“I will say that his actions after the election particularly after about the first of December when it was absolutely clear what the outcome was, was profoundly damaging to our country—the most damaging activity on behalf of the U.S. president that I've ever seen,” King said. “He basically delegitimized the Democratic process. He misled millions and millions of people he then invited the mob to Washington.”

He said there are two questions that need to be answered.

What intelligence did Trump have that morning or the day before as to the nature of the crowd, and what their proclivities were?

“If he knew in advance that this was a crowd that was prone toward violence, and that they were planning to storm the capital…It seems to me that makes his culpability even greater,” King said.

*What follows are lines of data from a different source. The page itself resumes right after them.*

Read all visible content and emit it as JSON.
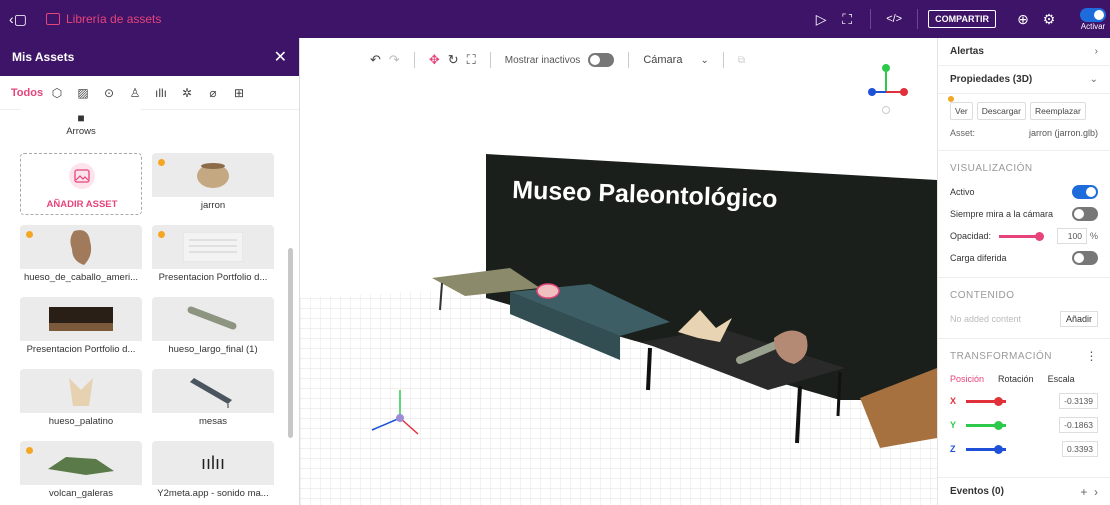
{
  "topbar": {
    "title": "Librería de assets",
    "share_label": "COMPARTIR",
    "activate_label": "Activar"
  },
  "left_panel": {
    "title": "Mis Assets",
    "filter_all": "Todos",
    "folder_label": "Arrows",
    "add_label": "AÑADIR ASSET",
    "assets": [
      {
        "label": "jarron"
      },
      {
        "label": "hueso_de_caballo_ameri..."
      },
      {
        "label": "Presentacion Portfolio d..."
      },
      {
        "label": "Presentacion Portfolio d..."
      },
      {
        "label": "hueso_largo_final (1)"
      },
      {
        "label": "hueso_palatino"
      },
      {
        "label": "mesas"
      },
      {
        "label": "volcan_galeras"
      },
      {
        "label": "Y2meta.app - sonido ma..."
      }
    ]
  },
  "viewport": {
    "show_inactive_label": "Mostrar inactivos",
    "camera_label": "Cámara",
    "scene_wall_text": "Museo Paleontológico"
  },
  "right_panel": {
    "alerts_label": "Alertas",
    "properties_label": "Propiedades (3D)",
    "btn_view": "Ver",
    "btn_download": "Descargar",
    "btn_replace": "Reemplazar",
    "asset_key": "Asset:",
    "asset_value": "jarron (jarron.glb)",
    "visual_header": "VISUALIZACIÓN",
    "active_label": "Activo",
    "look_camera_label": "Siempre mira a la cámara",
    "opacity_label": "Opacidad:",
    "opacity_value": "100",
    "opacity_unit": "%",
    "lazy_label": "Carga diferida",
    "content_header": "CONTENIDO",
    "no_content": "No added content",
    "add_label": "Añadir",
    "transform_header": "TRANSFORMACIÓN",
    "tab_position": "Posición",
    "tab_rotation": "Rotación",
    "tab_scale": "Escala",
    "x_label": "X",
    "x_value": "-0.3139",
    "y_label": "Y",
    "y_value": "-0.1863",
    "z_label": "Z",
    "z_value": "0.3393",
    "events_label": "Eventos (0)"
  }
}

The second question King said needs answered is: What did he do that afternoon when it was going on? 

“Did he in fact sit in the white house and just watch TV and think it was pretty cool, or was he deeply concerned and tried to shut down? Unfortunately, he didn't take any real action to try to shut it down until several hours into the melee at the Capitol.”

“It’s a very unusual situation where the jury are also witnesses to what went on,” he said.

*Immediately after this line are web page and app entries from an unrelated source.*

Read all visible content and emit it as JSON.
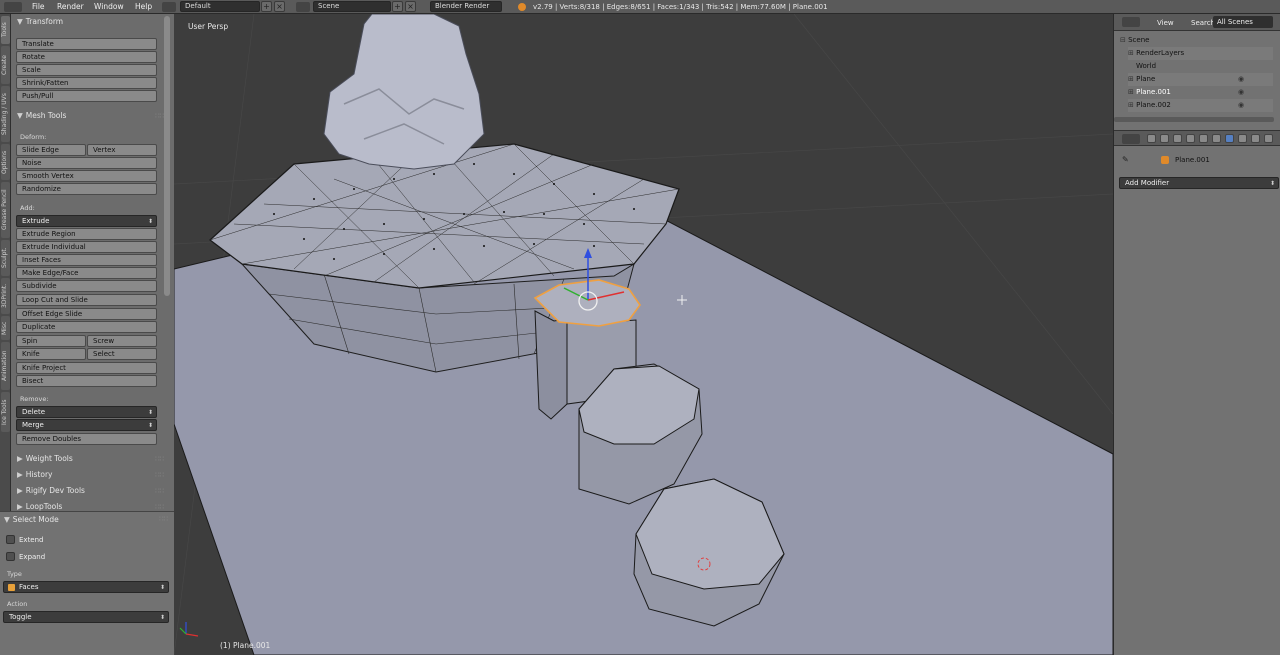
{
  "topbar": {
    "menus": [
      "File",
      "Render",
      "Window",
      "Help"
    ],
    "layout": "Default",
    "scene": "Scene",
    "engine": "Blender Render",
    "stats": "v2.79 | Verts:8/318 | Edges:8/651 | Faces:1/343 | Tris:542 | Mem:77.60M | Plane.001"
  },
  "tabs": [
    "Tools",
    "Create",
    "Shading / UVs",
    "Options",
    "Grease Pencil",
    "Sculpt.",
    "3DPrint.",
    "Misc",
    "Animation",
    "Ice Tools"
  ],
  "shelf": {
    "transform": {
      "title": "Transform",
      "buttons": [
        "Translate",
        "Rotate",
        "Scale",
        "Shrink/Fatten",
        "Push/Pull"
      ]
    },
    "mesh_tools": {
      "title": "Mesh Tools",
      "deform_label": "Deform:",
      "slide_edge": "Slide Edge",
      "vertex": "Vertex",
      "noise": "Noise",
      "smooth_vertex": "Smooth Vertex",
      "randomize": "Randomize",
      "add_label": "Add:",
      "extrude": "Extrude",
      "add_buttons": [
        "Extrude Region",
        "Extrude Individual",
        "Inset Faces",
        "Make Edge/Face",
        "Subdivide",
        "Loop Cut and Slide",
        "Offset Edge Slide",
        "Duplicate"
      ],
      "spin": "Spin",
      "screw": "Screw",
      "knife": "Knife",
      "select": "Select",
      "knife_project": "Knife Project",
      "bisect": "Bisect",
      "remove_label": "Remove:",
      "delete": "Delete",
      "merge": "Merge",
      "remove_doubles": "Remove Doubles"
    },
    "collapsed": [
      "Weight Tools",
      "History",
      "Rigify Dev Tools",
      "LoopTools"
    ]
  },
  "operator": {
    "title": "Select Mode",
    "extend": "Extend",
    "expand": "Expand",
    "type_label": "Type",
    "type_value": "Faces",
    "action_label": "Action",
    "action_value": "Toggle"
  },
  "viewport": {
    "view_name": "User Persp",
    "object_label": "(1) Plane.001"
  },
  "outliner": {
    "header": [
      "View",
      "Search",
      "All Scenes"
    ],
    "rows": [
      "Scene",
      "RenderLayers",
      "World",
      "Plane",
      "Plane.001",
      "Plane.002"
    ]
  },
  "properties": {
    "object_name": "Plane.001",
    "add_modifier": "Add Modifier"
  },
  "colors": {
    "viewport_bg": "#3d3d3d",
    "ground": "#9598ab",
    "mesh": "#a5a8b6",
    "selected": "#f0a040"
  }
}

That reason is also why Maine Republican Sen. Susan Collins says she will not comment on impeachment.

“[W]e won't have any further comment on impeachment because of the Senate's constitutional role in those proceedings, which includes sitting as a jury,” Collins’ Communications Director Annie Clark previously said in a statement.

To watch the full interview with King, click here.

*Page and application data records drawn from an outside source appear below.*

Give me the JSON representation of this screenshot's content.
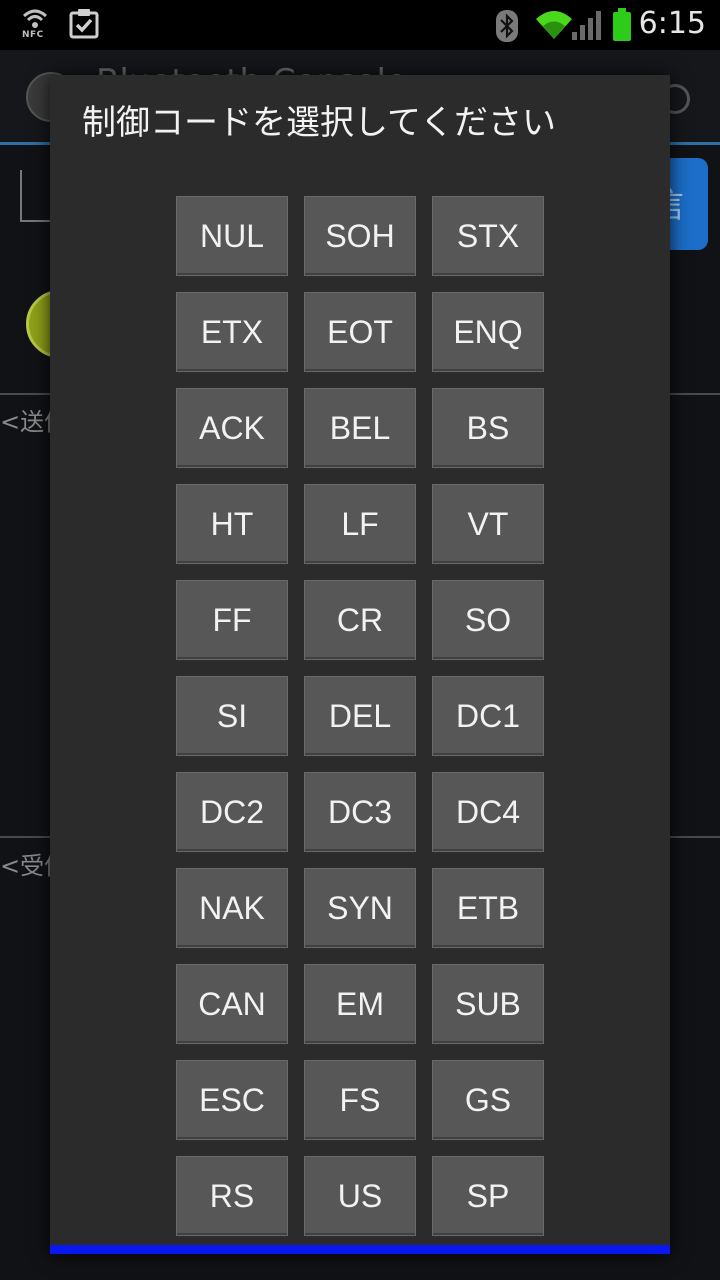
{
  "status_bar": {
    "time": "6:15",
    "nfc_label": "NFC",
    "icons": [
      "nfc-icon",
      "clipboard-check-icon",
      "bluetooth-icon",
      "wifi-icon",
      "signal-icon",
      "battery-icon"
    ],
    "battery_color": "#2ecc1a",
    "wifi_color": "#4ad81c"
  },
  "background_app": {
    "title": "Bluetooth Console",
    "send_button_label": "信",
    "send_area_label": "<送信",
    "receive_area_label": "<受信",
    "accent_color": "#1c6ec8"
  },
  "dialog": {
    "title": "制御コードを選択してください",
    "accent_bar_color": "#0a18f0",
    "codes": [
      "NUL",
      "SOH",
      "STX",
      "ETX",
      "EOT",
      "ENQ",
      "ACK",
      "BEL",
      "BS",
      "HT",
      "LF",
      "VT",
      "FF",
      "CR",
      "SO",
      "SI",
      "DEL",
      "DC1",
      "DC2",
      "DC3",
      "DC4",
      "NAK",
      "SYN",
      "ETB",
      "CAN",
      "EM",
      "SUB",
      "ESC",
      "FS",
      "GS",
      "RS",
      "US",
      "SP"
    ]
  }
}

Golden's full statement:

“Today I voted against waiving the statutory requirement that the secretary of defense not have served in active military duty within the past seven years. This policy is meant to provide a cooling-off period between active service in the military and assuming the civilian leadership position of secretary of defense, a cabinet position that reports directly to the commander in chief, the president of the United States.

My decision is in no way a reflection of any lack of respect for General Lloyd Austin, nor a lack of confidence in his ability to lead our military and the men and women in uniform. Should the collective judgment of the Congress be to approve President Biden’s request for this waiver, I hope my colleagues in the Senate will move quickly to confirm General Austin as the new secretary of defense, as I believe he is qualified by his long and honorable record of service to the nation in the United States Army. 

I am, however, concerned about waiving the seven-year cooling-off period, a policy tied to a foundational principle that our nation’s military should be subject to civilian control. I am also disappointed by the lack of substantive congressional debate that has been devoted to this important question. This requirement was put into place in 1947 with the creation of the Department of Defense and the position of the secretary of defense. To date, Congress has waived this requirement only twice, once in 1950 and not again for 67 years until it was granted in 2017 to Gen. Mattis, in part to accommodate for a president with no formal experience in government.  

By contrast, President Biden is uniquely qualified for the times we find ourselves in, and his experience both as Vice President and U.S. Senator prepare him well to serve as our commander in chief. History shows that Congress has long respected and taken seriously the requirement of civilian control and provided a waiver for only the most exceptional circumstances. I do not believe we find ourselves in such circumstances today. 

This is not a vote about the qualifications of General Austin -- that is for the Senate to decide. This vote is a decision over whether or not the law’s requirement for a seven-year cooling-off period will remain a meaningful constraint in the future. If it becomes a mere formality in nature, it will no longer serve any meaningful purpose in ensuring civilian control of the military. It is not insignificant for Congress to waive this requirement twice in four years after having done so only twice over a period of nearly seven decades. The principle of civilian control of the military is far too important for our democracy to justify supporting this waiver under the circumstances confronting the nation at this moment.”